The EAT case of Linda McWilliam & Others is a useful decision for any employers facing mass claims (in this case in respect of equal pay but could apply equally to redundancy etc) when they wish to direct employees to specific adviser(s) to sign off on the compromise agreements. In this scenario, is the adviser truly independent or actually acting in the matter for the employer?
In this case, the Council anticipated thousands of equal pay claims and agreed settlement proposals with the union. They then appointed a panel of six firms of solicitors to act for the individuals. As a group, the employees attended a PowerPoint presentation from one of the solicitors and then had individual meetings with other solicitors during which compromise agreements were signed. The question before the Tribunal was whether the employees received independent advice (a pre-requisite for the agreement to be valid).
The EAT focused on the fact that the statutory requirement is for an employee to receive independent advice as to the ‘terms and effect of the proposed agreement’ and does not require the adviser to offer a view as to whether the deal is or is not a good one. As such, the employees did receive advice from their own identified adviser at individual meetings as to the terms and effect of the agreements and information from the group presentation was incorporated into the meetings. The fact that the Respondent appointed the solicitors and such solicitors agreed between themselves how matters would be handled before making contact with the employees did not prevent the solicitors from being independent.
One point here to be aware of (for any advisers reading) is the EAT’s reference to the fact that the individual solicitors did attend the group presentation. It was therefore found that they knew exactly what information had been provided and could reference this at the individual meetings. The situation may be different if the solicitors had not attended the group meeting and then ‘rubber stamped’ the agreements at individual one to one’s.
The decision is also useful as confirmation that to be enforceable, an employee does not have to have articulated their complaint before the agreement was offered.
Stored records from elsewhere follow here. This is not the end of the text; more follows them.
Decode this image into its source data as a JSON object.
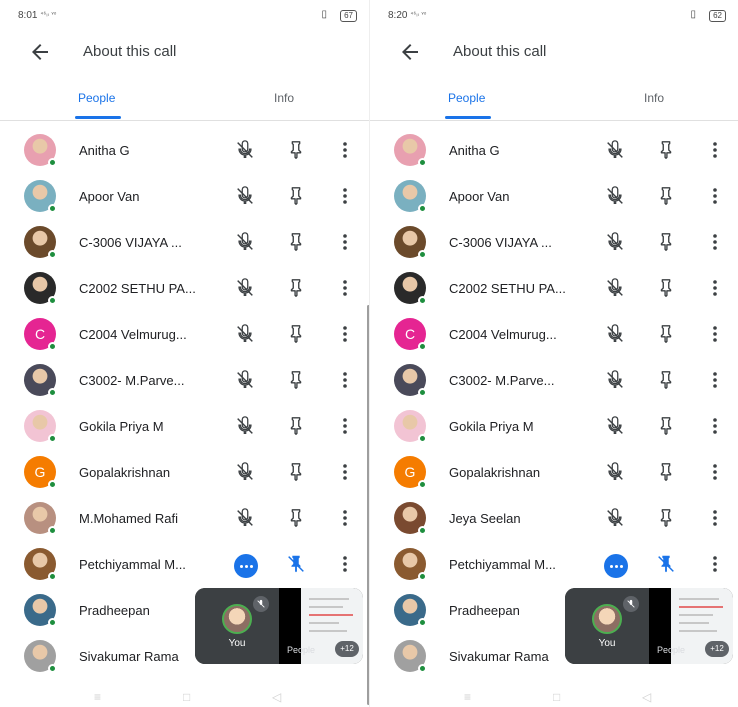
{
  "colors": {
    "accent": "#1a73e8",
    "online": "#1e8e3e",
    "text": "#202124",
    "icon": "#3c4043"
  },
  "screens": [
    {
      "status": {
        "time": "8:01",
        "signal": "⁴⁶ᵢₗ ᵛᵒ",
        "battery": "67"
      },
      "title": "About this call",
      "tabs": {
        "people": "People",
        "info": "Info"
      },
      "participants": [
        {
          "name": "Anitha G",
          "avatar": "photo",
          "color": "#e8a0b0",
          "action": "mute"
        },
        {
          "name": "Apoor Van",
          "avatar": "photo",
          "color": "#7ab0c0",
          "action": "mute"
        },
        {
          "name": "C-3006 VIJAYA ...",
          "avatar": "photo",
          "color": "#6b4a2b",
          "action": "mute"
        },
        {
          "name": "C2002 SETHU PA...",
          "avatar": "photo",
          "color": "#2a2a2a",
          "action": "mute"
        },
        {
          "name": "C2004 Velmurug...",
          "avatar": "letter",
          "initial": "C",
          "color": "#e52592",
          "action": "mute"
        },
        {
          "name": "C3002- M.Parve...",
          "avatar": "photo",
          "color": "#4a4a5a",
          "action": "mute"
        },
        {
          "name": "Gokila Priya M",
          "avatar": "photo",
          "color": "#f2c4d4",
          "action": "mute"
        },
        {
          "name": "Gopalakrishnan",
          "avatar": "letter",
          "initial": "G",
          "color": "#f57c00",
          "action": "mute"
        },
        {
          "name": "M.Mohamed Rafi",
          "avatar": "photo",
          "color": "#b89080",
          "action": "mute"
        },
        {
          "name": "Petchiyammal M...",
          "avatar": "photo",
          "color": "#8a5a30",
          "action": "talking"
        },
        {
          "name": "Pradheepan",
          "avatar": "photo",
          "color": "#3a6a8a",
          "action": "none"
        },
        {
          "name": "Sivakumar Rama",
          "avatar": "photo",
          "color": "#a0a0a0",
          "action": "none"
        }
      ],
      "pip": {
        "you": "You",
        "people": "People",
        "count": "+12"
      }
    },
    {
      "status": {
        "time": "8:20",
        "signal": "⁴⁶ᵢₗ ᵛᵒ",
        "battery": "62"
      },
      "title": "About this call",
      "tabs": {
        "people": "People",
        "info": "Info"
      },
      "participants": [
        {
          "name": "Anitha G",
          "avatar": "photo",
          "color": "#e8a0b0",
          "action": "mute"
        },
        {
          "name": "Apoor Van",
          "avatar": "photo",
          "color": "#7ab0c0",
          "action": "mute"
        },
        {
          "name": "C-3006 VIJAYA ...",
          "avatar": "photo",
          "color": "#6b4a2b",
          "action": "mute"
        },
        {
          "name": "C2002 SETHU PA...",
          "avatar": "photo",
          "color": "#2a2a2a",
          "action": "mute"
        },
        {
          "name": "C2004 Velmurug...",
          "avatar": "letter",
          "initial": "C",
          "color": "#e52592",
          "action": "mute"
        },
        {
          "name": "C3002- M.Parve...",
          "avatar": "photo",
          "color": "#4a4a5a",
          "action": "mute"
        },
        {
          "name": "Gokila Priya M",
          "avatar": "photo",
          "color": "#f2c4d4",
          "action": "mute"
        },
        {
          "name": "Gopalakrishnan",
          "avatar": "letter",
          "initial": "G",
          "color": "#f57c00",
          "action": "mute"
        },
        {
          "name": "Jeya Seelan",
          "avatar": "photo",
          "color": "#7a4a30",
          "action": "mute"
        },
        {
          "name": "Petchiyammal M...",
          "avatar": "photo",
          "color": "#8a5a30",
          "action": "talking"
        },
        {
          "name": "Pradheepan",
          "avatar": "photo",
          "color": "#3a6a8a",
          "action": "none"
        },
        {
          "name": "Sivakumar Rama",
          "avatar": "photo",
          "color": "#a0a0a0",
          "action": "none"
        }
      ],
      "pip": {
        "you": "You",
        "people": "People",
        "count": "+12"
      }
    }
  ],
  "navbar": {
    "menu": "≡",
    "home": "□",
    "back": "◁"
  }
}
What matters is whether it is apparent to the employer (or the employee) that there is a potential claim. It does not matter whether or not there has been a history of communication or dialogue about the complaint.